Required action — Your output must match the data word for word, with every line included.

Supplied information —
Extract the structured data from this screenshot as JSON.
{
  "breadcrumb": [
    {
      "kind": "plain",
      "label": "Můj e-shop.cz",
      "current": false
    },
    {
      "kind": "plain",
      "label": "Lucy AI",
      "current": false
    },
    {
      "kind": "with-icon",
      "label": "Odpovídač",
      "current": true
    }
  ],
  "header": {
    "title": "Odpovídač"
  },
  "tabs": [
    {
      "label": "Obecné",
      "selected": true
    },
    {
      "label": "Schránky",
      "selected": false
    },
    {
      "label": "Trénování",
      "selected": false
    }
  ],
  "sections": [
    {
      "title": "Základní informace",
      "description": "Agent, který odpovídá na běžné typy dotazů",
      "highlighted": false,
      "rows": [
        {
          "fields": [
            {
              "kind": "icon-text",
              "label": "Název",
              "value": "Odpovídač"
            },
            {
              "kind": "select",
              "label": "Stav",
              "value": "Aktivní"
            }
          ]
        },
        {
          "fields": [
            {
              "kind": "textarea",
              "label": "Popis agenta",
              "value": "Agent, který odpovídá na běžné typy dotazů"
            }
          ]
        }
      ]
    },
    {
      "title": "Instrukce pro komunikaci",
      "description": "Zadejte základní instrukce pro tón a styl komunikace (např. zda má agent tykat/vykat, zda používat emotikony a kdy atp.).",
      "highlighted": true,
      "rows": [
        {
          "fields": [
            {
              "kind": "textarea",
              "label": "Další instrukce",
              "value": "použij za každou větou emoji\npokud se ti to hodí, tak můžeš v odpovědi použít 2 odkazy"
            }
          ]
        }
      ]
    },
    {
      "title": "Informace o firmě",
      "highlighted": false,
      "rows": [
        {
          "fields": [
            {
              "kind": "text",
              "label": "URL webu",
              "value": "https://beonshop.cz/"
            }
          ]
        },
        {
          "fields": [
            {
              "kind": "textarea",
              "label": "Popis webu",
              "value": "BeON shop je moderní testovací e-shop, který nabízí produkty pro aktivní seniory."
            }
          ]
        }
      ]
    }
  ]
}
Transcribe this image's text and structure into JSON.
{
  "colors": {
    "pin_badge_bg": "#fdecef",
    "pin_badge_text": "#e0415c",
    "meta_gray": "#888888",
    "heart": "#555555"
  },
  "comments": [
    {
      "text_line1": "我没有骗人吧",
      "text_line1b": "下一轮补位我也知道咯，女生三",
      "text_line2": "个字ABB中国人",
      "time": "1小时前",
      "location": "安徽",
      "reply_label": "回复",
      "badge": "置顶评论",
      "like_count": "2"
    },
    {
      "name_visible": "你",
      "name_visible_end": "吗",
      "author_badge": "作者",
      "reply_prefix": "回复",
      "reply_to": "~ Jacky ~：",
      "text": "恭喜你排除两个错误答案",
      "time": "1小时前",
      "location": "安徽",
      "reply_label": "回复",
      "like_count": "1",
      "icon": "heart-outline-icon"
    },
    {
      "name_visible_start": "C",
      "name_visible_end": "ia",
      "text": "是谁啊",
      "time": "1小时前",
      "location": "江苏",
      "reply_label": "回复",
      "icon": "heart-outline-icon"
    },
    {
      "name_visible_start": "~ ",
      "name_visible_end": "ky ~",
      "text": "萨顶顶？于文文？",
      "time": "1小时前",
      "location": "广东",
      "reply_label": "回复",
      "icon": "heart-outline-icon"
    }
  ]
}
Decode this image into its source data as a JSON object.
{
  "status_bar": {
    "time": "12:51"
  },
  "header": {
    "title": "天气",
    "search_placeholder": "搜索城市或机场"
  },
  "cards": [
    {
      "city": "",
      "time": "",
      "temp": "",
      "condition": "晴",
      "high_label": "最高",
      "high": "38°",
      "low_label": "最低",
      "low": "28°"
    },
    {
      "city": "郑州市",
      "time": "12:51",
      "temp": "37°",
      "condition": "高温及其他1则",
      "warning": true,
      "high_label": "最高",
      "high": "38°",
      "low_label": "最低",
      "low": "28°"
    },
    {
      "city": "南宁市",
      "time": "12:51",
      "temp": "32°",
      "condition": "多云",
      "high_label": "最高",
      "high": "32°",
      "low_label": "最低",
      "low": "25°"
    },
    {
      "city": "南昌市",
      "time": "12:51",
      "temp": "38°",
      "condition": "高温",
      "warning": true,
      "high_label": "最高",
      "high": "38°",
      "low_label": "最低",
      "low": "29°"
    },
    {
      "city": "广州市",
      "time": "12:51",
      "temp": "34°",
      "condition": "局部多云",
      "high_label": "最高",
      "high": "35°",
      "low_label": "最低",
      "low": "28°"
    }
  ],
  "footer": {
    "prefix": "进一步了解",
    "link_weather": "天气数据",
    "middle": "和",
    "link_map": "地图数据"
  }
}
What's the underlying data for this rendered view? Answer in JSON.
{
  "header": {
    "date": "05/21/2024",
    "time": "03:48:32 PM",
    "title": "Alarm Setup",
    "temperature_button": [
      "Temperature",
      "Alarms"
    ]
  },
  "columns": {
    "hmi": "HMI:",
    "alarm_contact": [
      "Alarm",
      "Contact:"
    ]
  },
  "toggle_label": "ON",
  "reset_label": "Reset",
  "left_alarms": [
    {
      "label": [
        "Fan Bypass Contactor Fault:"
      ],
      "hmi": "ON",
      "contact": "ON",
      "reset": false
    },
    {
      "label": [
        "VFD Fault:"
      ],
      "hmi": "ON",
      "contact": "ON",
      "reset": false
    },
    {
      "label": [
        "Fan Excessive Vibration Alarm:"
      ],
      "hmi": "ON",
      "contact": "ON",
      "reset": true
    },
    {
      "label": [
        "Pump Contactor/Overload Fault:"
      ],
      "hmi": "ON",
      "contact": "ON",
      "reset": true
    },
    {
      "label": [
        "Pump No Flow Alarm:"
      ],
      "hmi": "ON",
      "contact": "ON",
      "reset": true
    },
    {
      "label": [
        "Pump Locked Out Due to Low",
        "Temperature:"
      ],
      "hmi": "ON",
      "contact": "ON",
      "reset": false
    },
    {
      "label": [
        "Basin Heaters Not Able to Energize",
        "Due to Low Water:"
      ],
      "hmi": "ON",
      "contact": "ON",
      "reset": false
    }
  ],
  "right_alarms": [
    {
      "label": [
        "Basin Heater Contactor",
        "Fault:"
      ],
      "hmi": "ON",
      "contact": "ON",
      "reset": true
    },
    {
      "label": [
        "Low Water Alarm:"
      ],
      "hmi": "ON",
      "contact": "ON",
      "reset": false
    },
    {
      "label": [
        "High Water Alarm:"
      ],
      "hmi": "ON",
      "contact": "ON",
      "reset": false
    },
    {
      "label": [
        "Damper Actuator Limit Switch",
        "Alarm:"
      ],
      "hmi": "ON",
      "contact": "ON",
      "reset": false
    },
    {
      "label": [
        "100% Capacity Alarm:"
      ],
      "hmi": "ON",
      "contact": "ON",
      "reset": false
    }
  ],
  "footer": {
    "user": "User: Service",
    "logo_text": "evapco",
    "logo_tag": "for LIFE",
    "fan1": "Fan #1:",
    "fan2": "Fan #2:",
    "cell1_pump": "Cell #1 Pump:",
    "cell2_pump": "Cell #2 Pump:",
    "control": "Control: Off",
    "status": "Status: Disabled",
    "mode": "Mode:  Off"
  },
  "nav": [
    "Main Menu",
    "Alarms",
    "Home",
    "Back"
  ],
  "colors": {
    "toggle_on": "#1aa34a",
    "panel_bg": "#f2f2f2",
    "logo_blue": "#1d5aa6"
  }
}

Exercise solution —
Extract the structured data from this screenshot as JSON.
{
  "breadcrumb": [
    {
      "kind": "plain",
      "label": "Můj e-shop.cz",
      "current": false
    },
    {
      "kind": "plain",
      "label": "Lucy AI",
      "current": false
    },
    {
      "kind": "with-icon",
      "label": "Odpovídač",
      "current": true
    }
  ],
  "header": {
    "title": "Odpovídač"
  },
  "tabs": [
    {
      "label": "Obecné",
      "selected": true
    },
    {
      "label": "Schránky",
      "selected": false
    },
    {
      "label": "Trénování",
      "selected": false
    }
  ],
  "sections": [
    {
      "title": "Základní informace",
      "description": "Agent, který odpovídá na běžné typy dotazů",
      "highlighted": false,
      "rows": [
        {
          "fields": [
            {
              "kind": "icon-text",
              "label": "Název",
              "value": "Odpovídač"
            },
            {
              "kind": "select",
              "label": "Stav",
              "value": "Aktivní"
            }
          ]
        },
        {
          "fields": [
            {
              "kind": "textarea",
              "label": "Popis agenta",
              "value": "Agent, který odpovídá na běžné typy dotazů"
            }
          ]
        }
      ]
    },
    {
      "title": "Instrukce pro komunikaci",
      "description": "Zadejte základní instrukce pro tón a styl komunikace (např. zda má agent tykat/vykat, zda používat emotikony a kdy atp.).",
      "highlighted": true,
      "rows": [
        {
          "fields": [
            {
              "kind": "textarea",
              "label": "Další instrukce",
              "value": "použij za každou větou emoji\npokud se ti to hodí, tak můžeš v odpovědi použít 2 odkazy"
            }
          ]
        }
      ]
    },
    {
      "title": "Informace o firmě",
      "highlighted": false,
      "rows": [
        {
          "fields": [
            {
              "kind": "text",
              "label": "URL webu",
              "value": "https://beonshop.cz/"
            }
          ]
        },
        {
          "fields": [
            {
              "kind": "textarea",
              "label": "Popis webu",
              "value": "BeON shop je moderní testovací e-shop, který nabízí produkty pro aktivní seniory."
            }
          ]
        }
      ]
    }
  ]
}
Transcribe this image's text and structure into JSON.
{
  "colors": {
    "pin_badge_bg": "#fdecef",
    "pin_badge_text": "#e0415c",
    "meta_gray": "#888888",
    "heart": "#555555"
  },
  "comments": [
    {
      "text_line1": "我没有骗人吧",
      "text_line1b": "下一轮补位我也知道咯，女生三",
      "text_line2": "个字ABB中国人",
      "time": "1小时前",
      "location": "安徽",
      "reply_label": "回复",
      "badge": "置顶评论",
      "like_count": "2"
    },
    {
      "name_visible": "你",
      "name_visible_end": "吗",
      "author_badge": "作者",
      "reply_prefix": "回复",
      "reply_to": "~ Jacky ~：",
      "text": "恭喜你排除两个错误答案",
      "time": "1小时前",
      "location": "安徽",
      "reply_label": "回复",
      "like_count": "1",
      "icon": "heart-outline-icon"
    },
    {
      "name_visible_start": "C",
      "name_visible_end": "ia",
      "text": "是谁啊",
      "time": "1小时前",
      "location": "江苏",
      "reply_label": "回复",
      "icon": "heart-outline-icon"
    },
    {
      "name_visible_start": "~ ",
      "name_visible_end": "ky ~",
      "text": "萨顶顶？于文文？",
      "time": "1小时前",
      "location": "广东",
      "reply_label": "回复",
      "icon": "heart-outline-icon"
    }
  ]
}
Decode this image into its source data as a JSON object.
{
  "status_bar": {
    "time": "12:51"
  },
  "header": {
    "title": "天气",
    "search_placeholder": "搜索城市或机场"
  },
  "cards": [
    {
      "city": "",
      "time": "",
      "temp": "",
      "condition": "晴",
      "high_label": "最高",
      "high": "38°",
      "low_label": "最低",
      "low": "28°"
    },
    {
      "city": "郑州市",
      "time": "12:51",
      "temp": "37°",
      "condition": "高温及其他1则",
      "warning": true,
      "high_label": "最高",
      "high": "38°",
      "low_label": "最低",
      "low": "28°"
    },
    {
      "city": "南宁市",
      "time": "12:51",
      "temp": "32°",
      "condition": "多云",
      "high_label": "最高",
      "high": "32°",
      "low_label": "最低",
      "low": "25°"
    },
    {
      "city": "南昌市",
      "time": "12:51",
      "temp": "38°",
      "condition": "高温",
      "warning": true,
      "high_label": "最高",
      "high": "38°",
      "low_label": "最低",
      "low": "29°"
    },
    {
      "city": "广州市",
      "time": "12:51",
      "temp": "34°",
      "condition": "局部多云",
      "high_label": "最高",
      "high": "35°",
      "low_label": "最低",
      "low": "28°"
    }
  ],
  "footer": {
    "prefix": "进一步了解",
    "link_weather": "天气数据",
    "middle": "和",
    "link_map": "地图数据"
  }
}
What's the underlying data for this rendered view? Answer in JSON.
{
  "header": {
    "date": "05/21/2024",
    "time": "03:48:32 PM",
    "title": "Alarm Setup",
    "temperature_button": [
      "Temperature",
      "Alarms"
    ]
  },
  "columns": {
    "hmi": "HMI:",
    "alarm_contact": [
      "Alarm",
      "Contact:"
    ]
  },
  "toggle_label": "ON",
  "reset_label": "Reset",
  "left_alarms": [
    {
      "label": [
        "Fan Bypass Contactor Fault:"
      ],
      "hmi": "ON",
      "contact": "ON",
      "reset": false
    },
    {
      "label": [
        "VFD Fault:"
      ],
      "hmi": "ON",
      "contact": "ON",
      "reset": false
    },
    {
      "label": [
        "Fan Excessive Vibration Alarm:"
      ],
      "hmi": "ON",
      "contact": "ON",
      "reset": true
    },
    {
      "label": [
        "Pump Contactor/Overload Fault:"
      ],
      "hmi": "ON",
      "contact": "ON",
      "reset": true
    },
    {
      "label": [
        "Pump No Flow Alarm:"
      ],
      "hmi": "ON",
      "contact": "ON",
      "reset": true
    },
    {
      "label": [
        "Pump Locked Out Due to Low",
        "Temperature:"
      ],
      "hmi": "ON",
      "contact": "ON",
      "reset": false
    },
    {
      "label": [
        "Basin Heaters Not Able to Energize",
        "Due to Low Water:"
      ],
      "hmi": "ON",
      "contact": "ON",
      "reset": false
    }
  ],
  "right_alarms": [
    {
      "label": [
        "Basin Heater Contactor",
        "Fault:"
      ],
      "hmi": "ON",
      "contact": "ON",
      "reset": true
    },
    {
      "label": [
        "Low Water Alarm:"
      ],
      "hmi": "ON",
      "contact": "ON",
      "reset": false
    },
    {
      "label": [
        "High Water Alarm:"
      ],
      "hmi": "ON",
      "contact": "ON",
      "reset": false
    },
    {
      "label": [
        "Damper Actuator Limit Switch",
        "Alarm:"
      ],
      "hmi": "ON",
      "contact": "ON",
      "reset": false
    },
    {
      "label": [
        "100% Capacity Alarm:"
      ],
      "hmi": "ON",
      "contact": "ON",
      "reset": false
    }
  ],
  "footer": {
    "user": "User: Service",
    "logo_text": "evapco",
    "logo_tag": "for LIFE",
    "fan1": "Fan #1:",
    "fan2": "Fan #2:",
    "cell1_pump": "Cell #1 Pump:",
    "cell2_pump": "Cell #2 Pump:",
    "control": "Control: Off",
    "status": "Status: Disabled",
    "mode": "Mode:  Off"
  },
  "nav": [
    "Main Menu",
    "Alarms",
    "Home",
    "Back"
  ],
  "colors": {
    "toggle_on": "#1aa34a",
    "panel_bg": "#f2f2f2",
    "logo_blue": "#1d5aa6"
  }
}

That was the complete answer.